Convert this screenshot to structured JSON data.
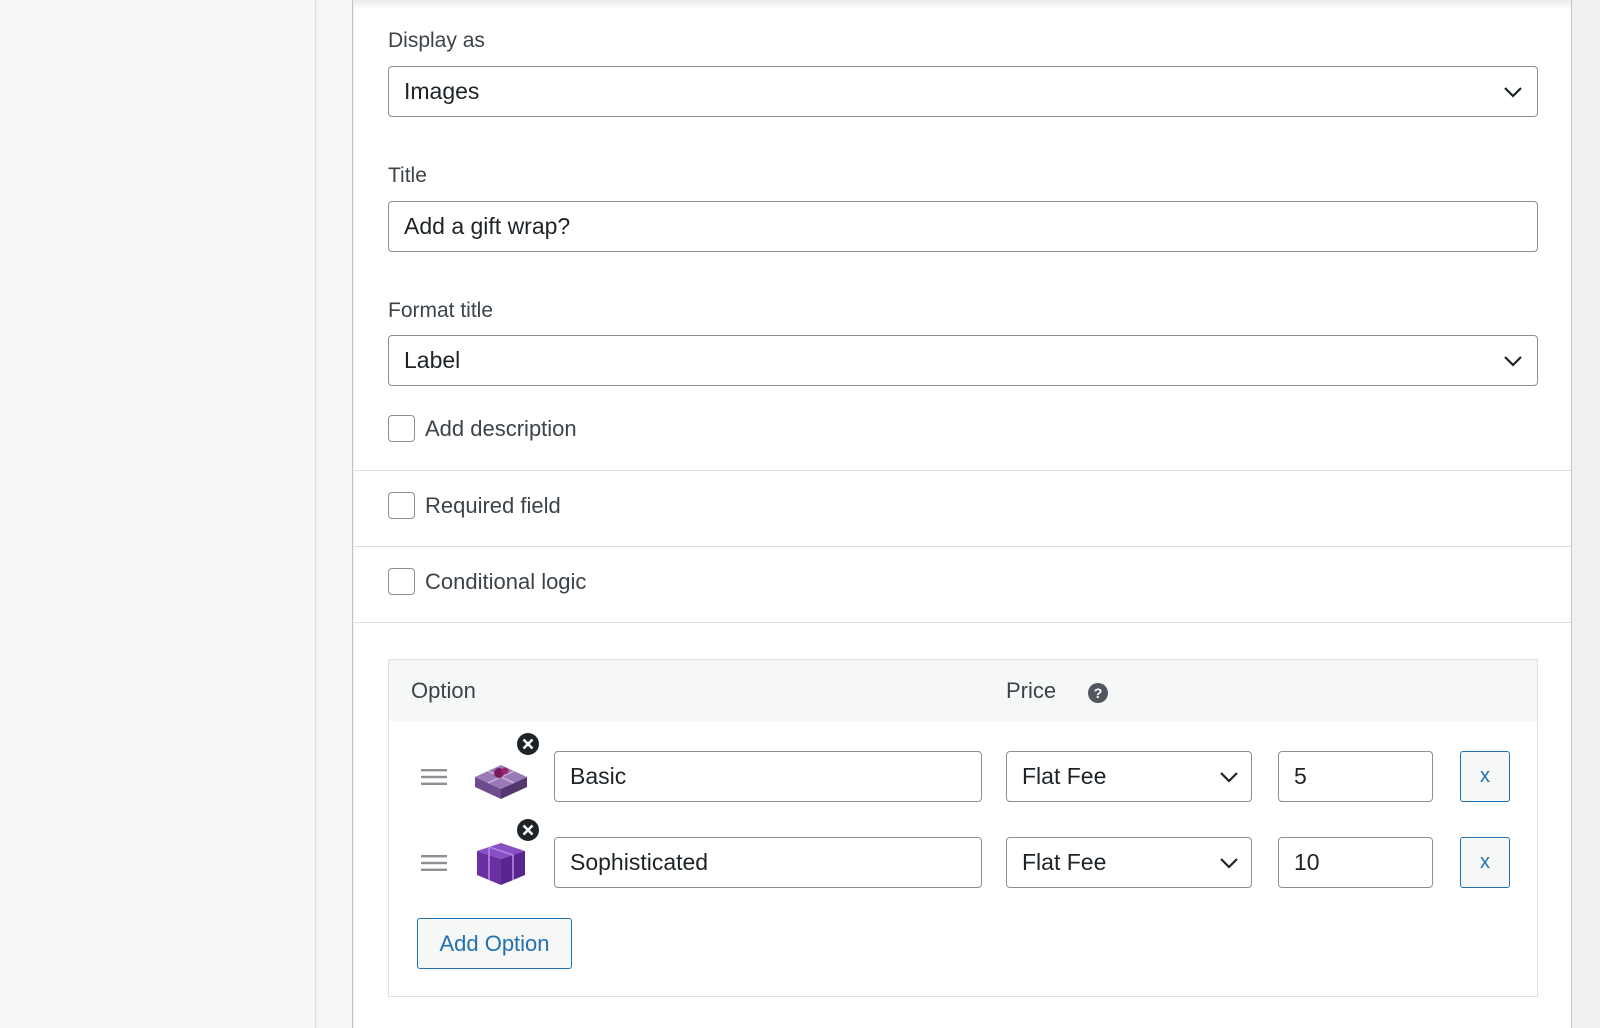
{
  "display_as": {
    "label": "Display as",
    "value": "Images"
  },
  "title_field": {
    "label": "Title",
    "value": "Add a gift wrap?"
  },
  "format_title": {
    "label": "Format title",
    "value": "Label"
  },
  "checkboxes": {
    "add_description": "Add description",
    "required_field": "Required field",
    "conditional_logic": "Conditional logic"
  },
  "options": {
    "header_option": "Option",
    "header_price": "Price",
    "help_glyph": "?",
    "rows": [
      {
        "name": "Basic",
        "price_type": "Flat Fee",
        "price": "5",
        "remove_label": "x"
      },
      {
        "name": "Sophisticated",
        "price_type": "Flat Fee",
        "price": "10",
        "remove_label": "x"
      }
    ],
    "add_button": "Add Option"
  },
  "colors": {
    "accent": "#2271b1",
    "border": "#8c8f94",
    "gift_purple": "#6b2fa3"
  },
  "icons": [
    "chevron-down-icon",
    "question-circle-icon",
    "drag-handle-icon",
    "remove-image-icon",
    "gift-box-image"
  ]
}
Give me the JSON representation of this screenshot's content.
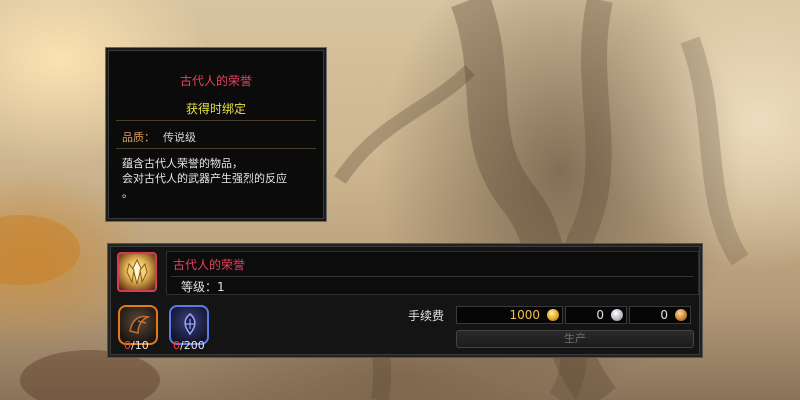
{
  "tooltip": {
    "title": "古代人的荣誉",
    "bind_type": "获得时绑定",
    "quality_label": "品质：",
    "quality_value": "传说级",
    "description": [
      "蕴含古代人荣誉的物品，",
      "会对古代人的武器产生强烈的反应",
      "。"
    ]
  },
  "craft": {
    "item_name": "古代人的荣誉",
    "level_text": "等级：1",
    "materials": [
      {
        "icon": "dark-material-icon",
        "have": "0",
        "need": "/10"
      },
      {
        "icon": "spirit-material-icon",
        "have": "0",
        "need": "/200"
      }
    ],
    "fee_label": "手续费",
    "fees": [
      {
        "amount": "1000",
        "coin": "gold"
      },
      {
        "amount": "0",
        "coin": "silver"
      },
      {
        "amount": "0",
        "coin": "copper"
      }
    ],
    "produce_label": "生产"
  },
  "colors": {
    "legendary_name": "#e8415d",
    "bind_text": "#e6e14a",
    "quality_label": "#d9a05a",
    "insufficient": "#ff3b3b"
  }
}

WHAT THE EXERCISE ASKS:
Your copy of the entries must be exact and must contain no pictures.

YOUR SOLUTION:
Convert this screenshot to structured JSON data.
{
  "display_as": {
    "label": "Display as",
    "value": "Images"
  },
  "title_field": {
    "label": "Title",
    "value": "Add a gift wrap?"
  },
  "format_title": {
    "label": "Format title",
    "value": "Label"
  },
  "checkboxes": {
    "add_description": "Add description",
    "required_field": "Required field",
    "conditional_logic": "Conditional logic"
  },
  "options": {
    "header_option": "Option",
    "header_price": "Price",
    "help_glyph": "?",
    "rows": [
      {
        "name": "Basic",
        "price_type": "Flat Fee",
        "price": "5",
        "remove_label": "x"
      },
      {
        "name": "Sophisticated",
        "price_type": "Flat Fee",
        "price": "10",
        "remove_label": "x"
      }
    ],
    "add_button": "Add Option"
  },
  "colors": {
    "accent": "#2271b1",
    "border": "#8c8f94",
    "gift_purple": "#6b2fa3"
  },
  "icons": [
    "chevron-down-icon",
    "question-circle-icon",
    "drag-handle-icon",
    "remove-image-icon",
    "gift-box-image"
  ]
}
Give me the JSON representation of this screenshot's content.
{
  "tooltip": {
    "title": "古代人的荣誉",
    "bind_type": "获得时绑定",
    "quality_label": "品质：",
    "quality_value": "传说级",
    "description": [
      "蕴含古代人荣誉的物品，",
      "会对古代人的武器产生强烈的反应",
      "。"
    ]
  },
  "craft": {
    "item_name": "古代人的荣誉",
    "level_text": "等级：1",
    "materials": [
      {
        "icon": "dark-material-icon",
        "have": "0",
        "need": "/10"
      },
      {
        "icon": "spirit-material-icon",
        "have": "0",
        "need": "/200"
      }
    ],
    "fee_label": "手续费",
    "fees": [
      {
        "amount": "1000",
        "coin": "gold"
      },
      {
        "amount": "0",
        "coin": "silver"
      },
      {
        "amount": "0",
        "coin": "copper"
      }
    ],
    "produce_label": "生产"
  },
  "colors": {
    "legendary_name": "#e8415d",
    "bind_text": "#e6e14a",
    "quality_label": "#d9a05a",
    "insufficient": "#ff3b3b"
  }
}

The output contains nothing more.